Marshall Ganz, Professor at the Kennedy School, long time organizer, has this to say in his course outline where he teaches the tenants of it:
The questions of what am I called to do, what my community is called to do, and what we are called to do now are at least as old as Moses’ conversation with God at the burning bush.
Why me? asks Moses, when called to free his people. And, who – or what – is calling me? Why these people? Who are they anyway? And why here, now, in this place?
Public narrative is the art of translating values into action.It is a discursive process through which individuals, communities, and nations construct their identity, make choices, and inspire action. Because it engages both “head” and “heart”, narrative can instruct and inspire – teaching us not only how we should act, but moving us to act.
It is a very powerful experience to sit in a room with other Jewish environmental activists and talk about times we have been disheartened, rejected, ostracized or belittled.
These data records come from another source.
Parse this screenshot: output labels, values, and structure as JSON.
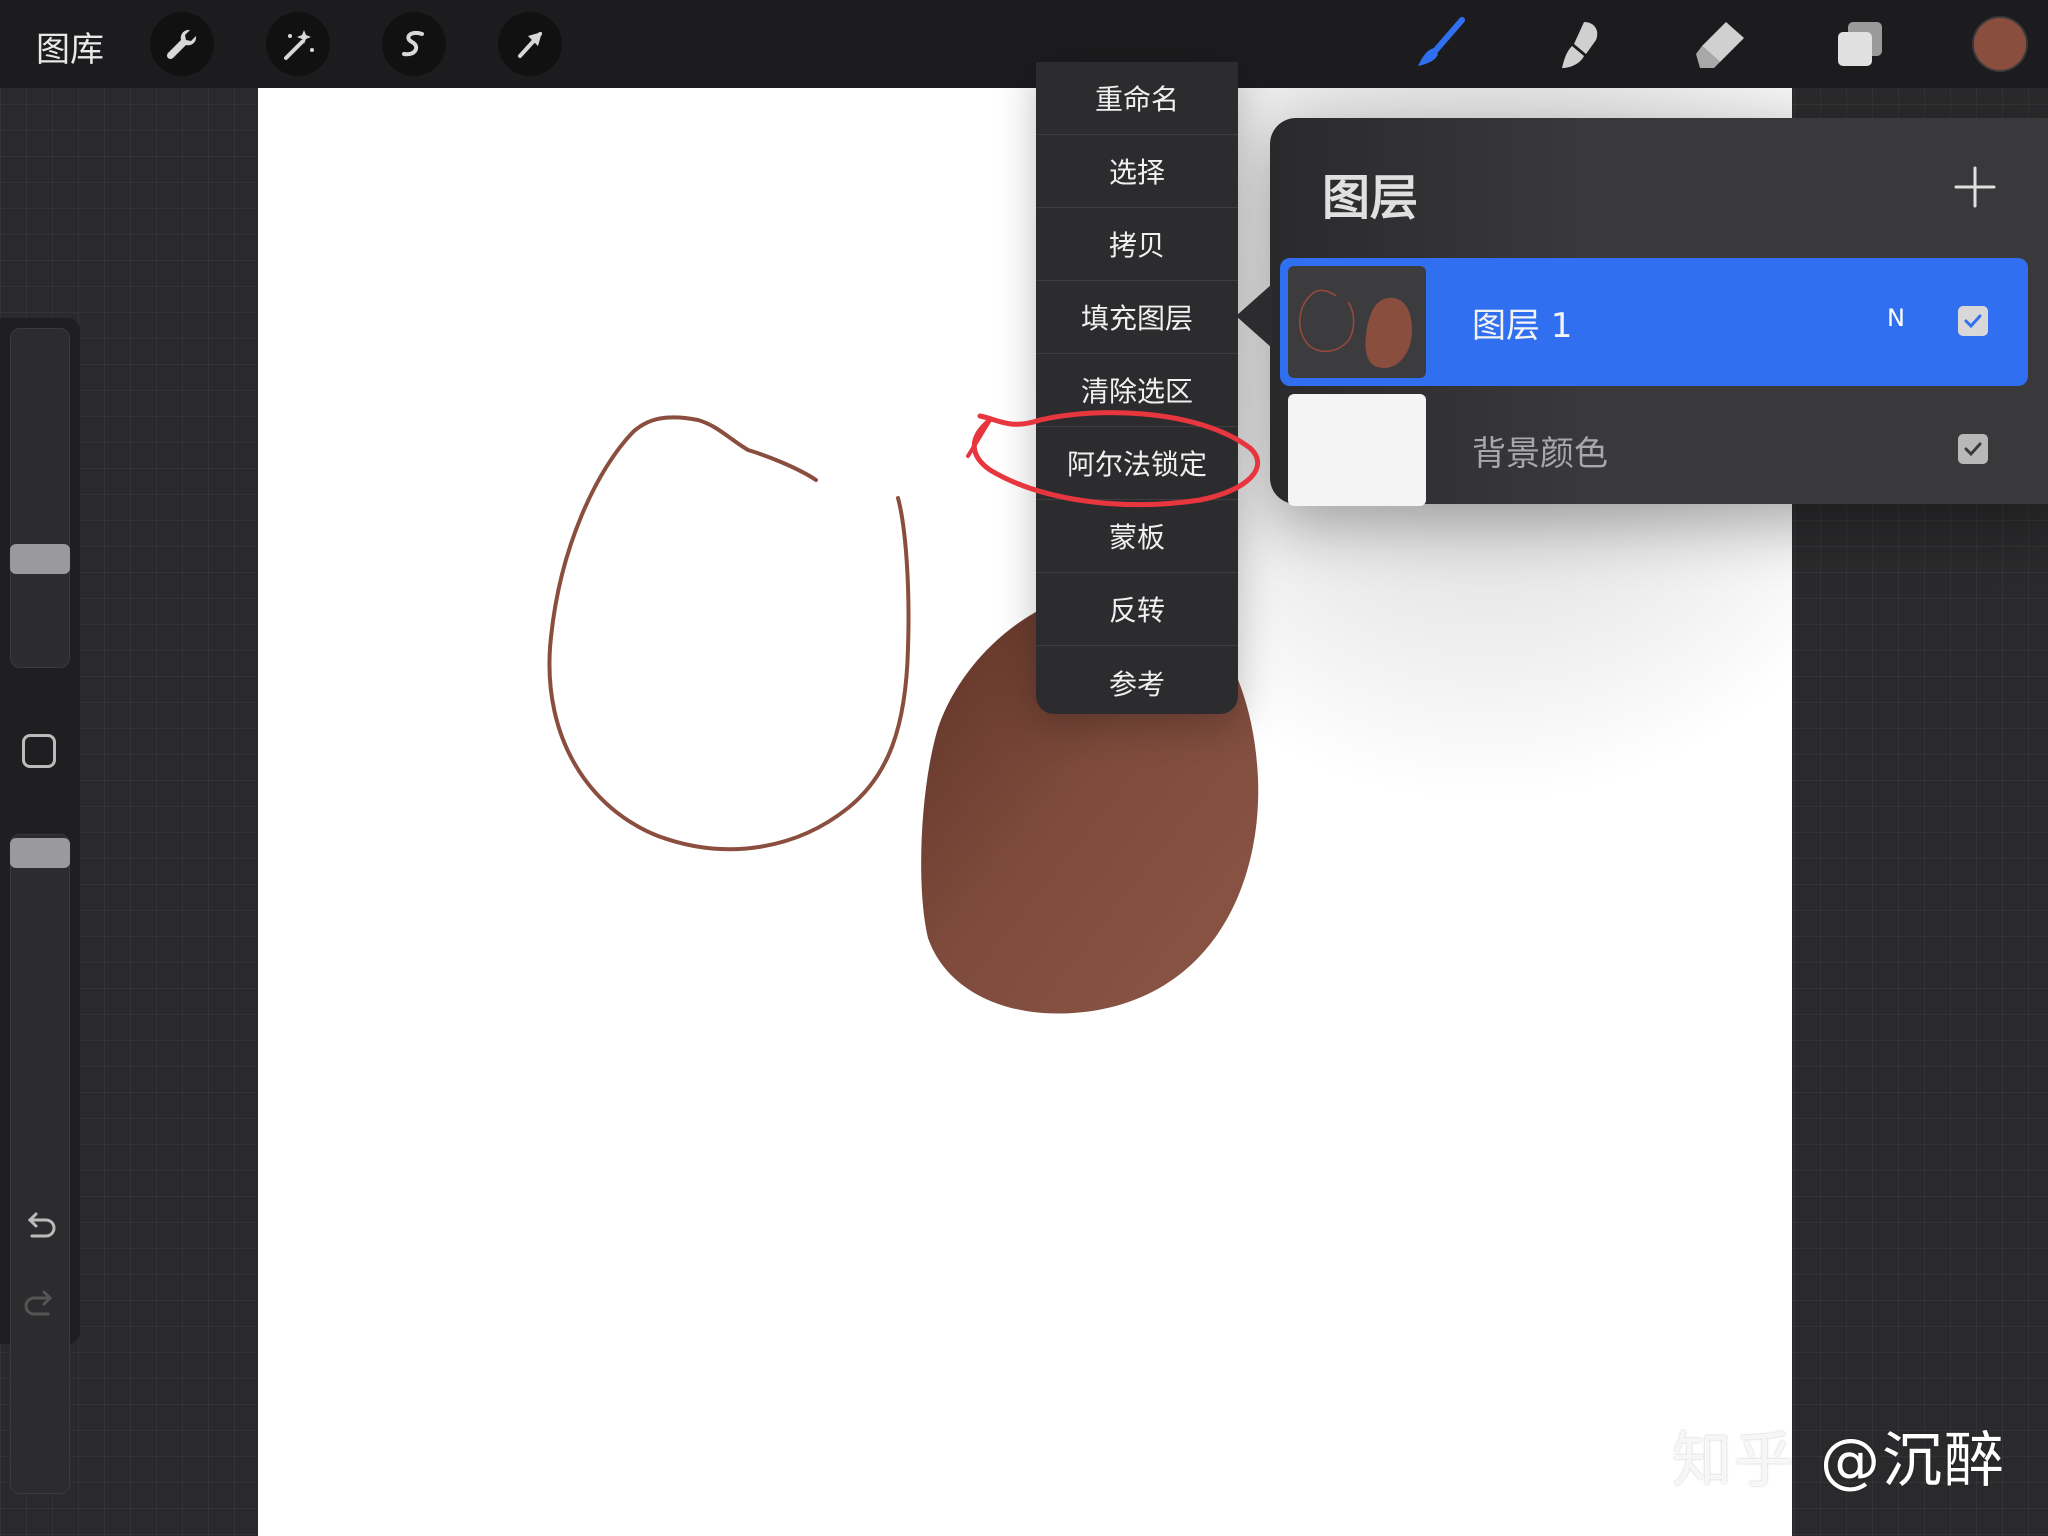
{
  "app": {
    "gallery_label": "图库"
  },
  "toolbar": {
    "left_tools": [
      {
        "icon": "wrench-icon",
        "name": "actions"
      },
      {
        "icon": "magic-wand-icon",
        "name": "adjustments"
      },
      {
        "icon": "selection-s-icon",
        "name": "selection"
      },
      {
        "icon": "arrow-transform-icon",
        "name": "transform"
      }
    ],
    "right_tools": [
      {
        "icon": "brush-icon",
        "name": "brush",
        "active": true
      },
      {
        "icon": "smudge-icon",
        "name": "smudge"
      },
      {
        "icon": "eraser-icon",
        "name": "eraser"
      },
      {
        "icon": "layers-icon",
        "name": "layers"
      }
    ],
    "current_color": "#8a4e3e",
    "active_color": "#2f6ff0"
  },
  "context_menu": {
    "items": [
      "重命名",
      "选择",
      "拷贝",
      "填充图层",
      "清除选区",
      "阿尔法锁定",
      "蒙板",
      "反转",
      "参考"
    ],
    "highlighted": "阿尔法锁定",
    "highlight_color": "#e8363f"
  },
  "layers_panel": {
    "title": "图层",
    "add_icon": "plus-icon",
    "layers": [
      {
        "name": "图层 1",
        "blend_mode": "N",
        "visible": true,
        "selected": true
      },
      {
        "name": "背景颜色",
        "blend_mode": "",
        "visible": true,
        "selected": false
      }
    ]
  },
  "sidebar": {
    "undo_icon": "undo-icon",
    "redo_icon": "redo-icon",
    "modify_icon": "square-modify-icon"
  },
  "canvas": {
    "stroke_color": "#8a4e3e",
    "fill_color": "#7f4a3c",
    "background": "#ffffff"
  },
  "watermark": {
    "brand": "知乎",
    "handle": "@沉醉"
  }
}
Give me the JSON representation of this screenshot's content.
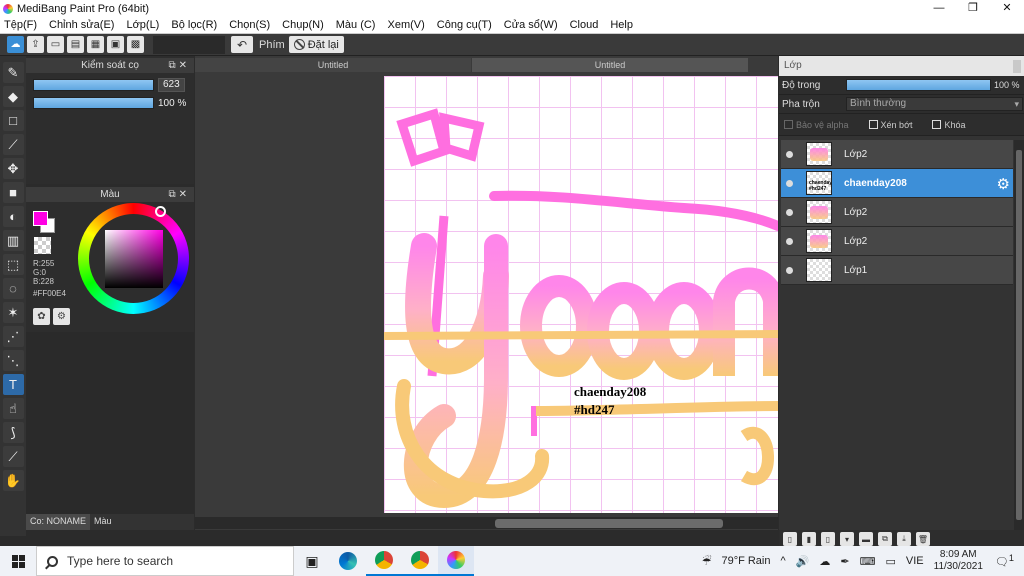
{
  "window": {
    "title": "MediBang Paint Pro (64bit)",
    "minimize": "—",
    "maximize": "❐",
    "close": "✕"
  },
  "menu": [
    "Tệp(F)",
    "Chỉnh sửa(E)",
    "Lớp(L)",
    "Bộ lọc(R)",
    "Chọn(S)",
    "Chụp(N)",
    "Màu (C)",
    "Xem(V)",
    "Công cụ(T)",
    "Cửa sổ(W)",
    "Cloud",
    "Help"
  ],
  "toolbar": {
    "phim_label": "Phím",
    "reset_label": "Đặt lại"
  },
  "brush_panel": {
    "title": "Kiểm soát cọ",
    "size_value": "623",
    "opacity_value": "100 %"
  },
  "color_panel": {
    "title": "Màu",
    "r": "R:255",
    "g": "G:0",
    "b": "B:228",
    "hex": "#FF00E4",
    "primary_color": "#FF00E4",
    "secondary_color": "#FFFFFF"
  },
  "bottom_tabs": {
    "brush": "Co: NONAME",
    "color": "Màu"
  },
  "documents": {
    "tab1": "Untitled",
    "tab2": "Untitled"
  },
  "canvas_text": {
    "line1": "chaenday208",
    "line2": "#hd247"
  },
  "layer_panel": {
    "title": "Lớp",
    "opacity_label": "Độ trong",
    "opacity_value": "100 %",
    "blend_label": "Pha trộn",
    "blend_value": "Bình thường",
    "protect_alpha": "Bảo vệ alpha",
    "clipping": "Xén bớt",
    "lock": "Khóa",
    "layers": [
      {
        "name": "Lớp2"
      },
      {
        "name": "chaenday208",
        "thumb_text": "chaenday208 #hd247"
      },
      {
        "name": "Lớp2"
      },
      {
        "name": "Lớp2"
      },
      {
        "name": "Lớp1"
      }
    ]
  },
  "taskbar": {
    "search_placeholder": "Type here to search",
    "weather": "79°F  Rain",
    "lang": "VIE",
    "time": "8:09 AM",
    "date": "11/30/2021",
    "notif_count": "1"
  }
}
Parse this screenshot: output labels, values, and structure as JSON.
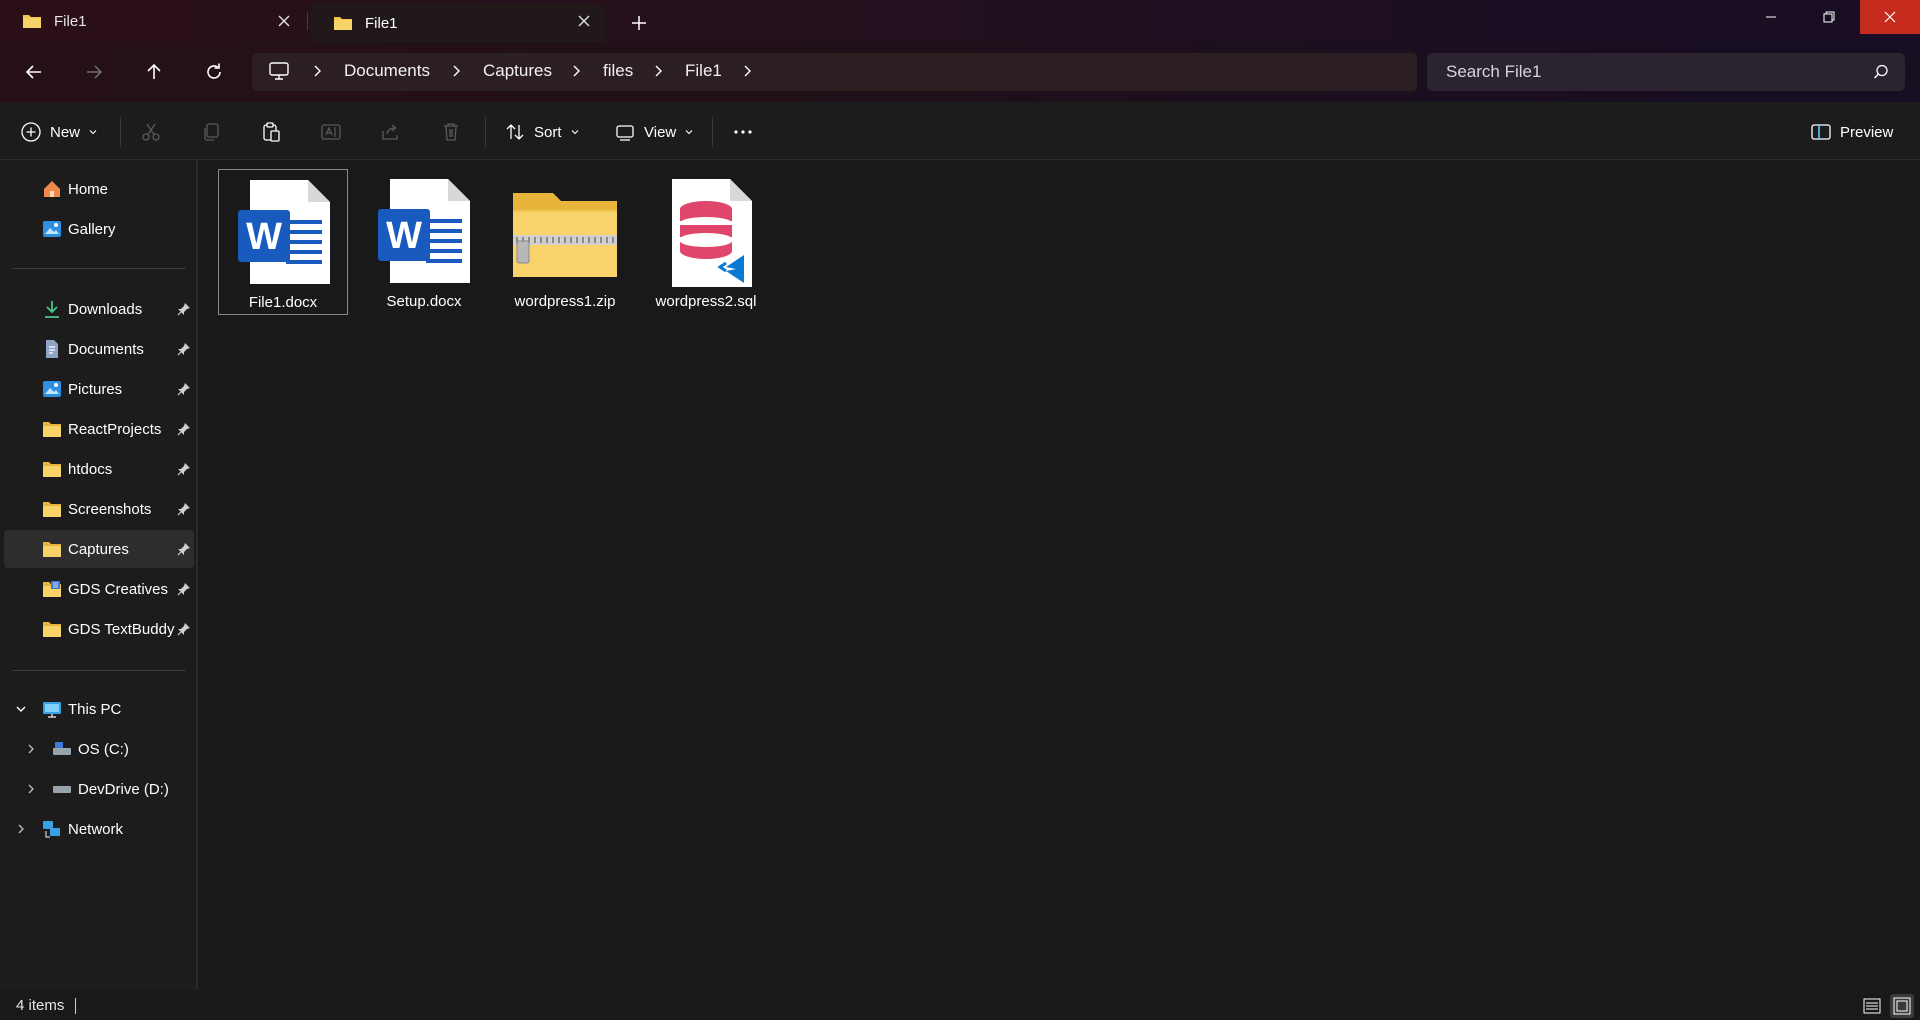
{
  "tabs": [
    {
      "label": "File1",
      "active": false
    },
    {
      "label": "File1",
      "active": true
    }
  ],
  "breadcrumbs": [
    "Documents",
    "Captures",
    "files",
    "File1"
  ],
  "search": {
    "placeholder": "Search File1"
  },
  "toolbar": {
    "new_label": "New",
    "sort_label": "Sort",
    "view_label": "View",
    "preview_label": "Preview"
  },
  "sidebar": {
    "quick": [
      {
        "label": "Home",
        "icon": "home-icon"
      },
      {
        "label": "Gallery",
        "icon": "gallery-icon"
      }
    ],
    "pinned": [
      {
        "label": "Downloads",
        "icon": "download-icon"
      },
      {
        "label": "Documents",
        "icon": "documents-icon"
      },
      {
        "label": "Pictures",
        "icon": "pictures-icon"
      },
      {
        "label": "ReactProjects",
        "icon": "folder-icon"
      },
      {
        "label": "htdocs",
        "icon": "folder-icon"
      },
      {
        "label": "Screenshots",
        "icon": "folder-icon"
      },
      {
        "label": "Captures",
        "icon": "folder-icon",
        "selected": true
      },
      {
        "label": "GDS Creatives",
        "icon": "folder-icon"
      },
      {
        "label": "GDS TextBuddy",
        "icon": "folder-icon"
      }
    ],
    "this_pc": "This PC",
    "drives": [
      {
        "label": "OS (C:)",
        "icon": "drive-c-icon"
      },
      {
        "label": "DevDrive (D:)",
        "icon": "drive-d-icon"
      }
    ],
    "network": "Network"
  },
  "files": [
    {
      "name": "File1.docx",
      "type": "word",
      "selected": true
    },
    {
      "name": "Setup.docx",
      "type": "word"
    },
    {
      "name": "wordpress1.zip",
      "type": "zip"
    },
    {
      "name": "wordpress2.sql",
      "type": "sql"
    }
  ],
  "status": {
    "items": "4 items"
  },
  "colors": {
    "accent": "#60cdff",
    "folder": "#f4c44e",
    "word_blue": "#185abd",
    "sql_pink": "#e0456b",
    "close_red": "#c42b1c"
  }
}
It’s exciting to then talk about when we’ve been supported, boosted up and empowered. But the real movement forward is when we are able to take others with us. Our movement grows as we build community and momentum together.
I have found public narrative is a tool for community engagement as much as it is an opportunity to clarify and convey my purpose and vision. As one who recently started a Jewish environmental organization, it was been a helpful process of contemplation, clarification and articulation. As I better understand why I do this work, I am better able to call upon my community to join me.
More than we need to feel empowered by discussing areas of hope, we need to act to engage and empower others in our movement. Public narrative is a way to do that.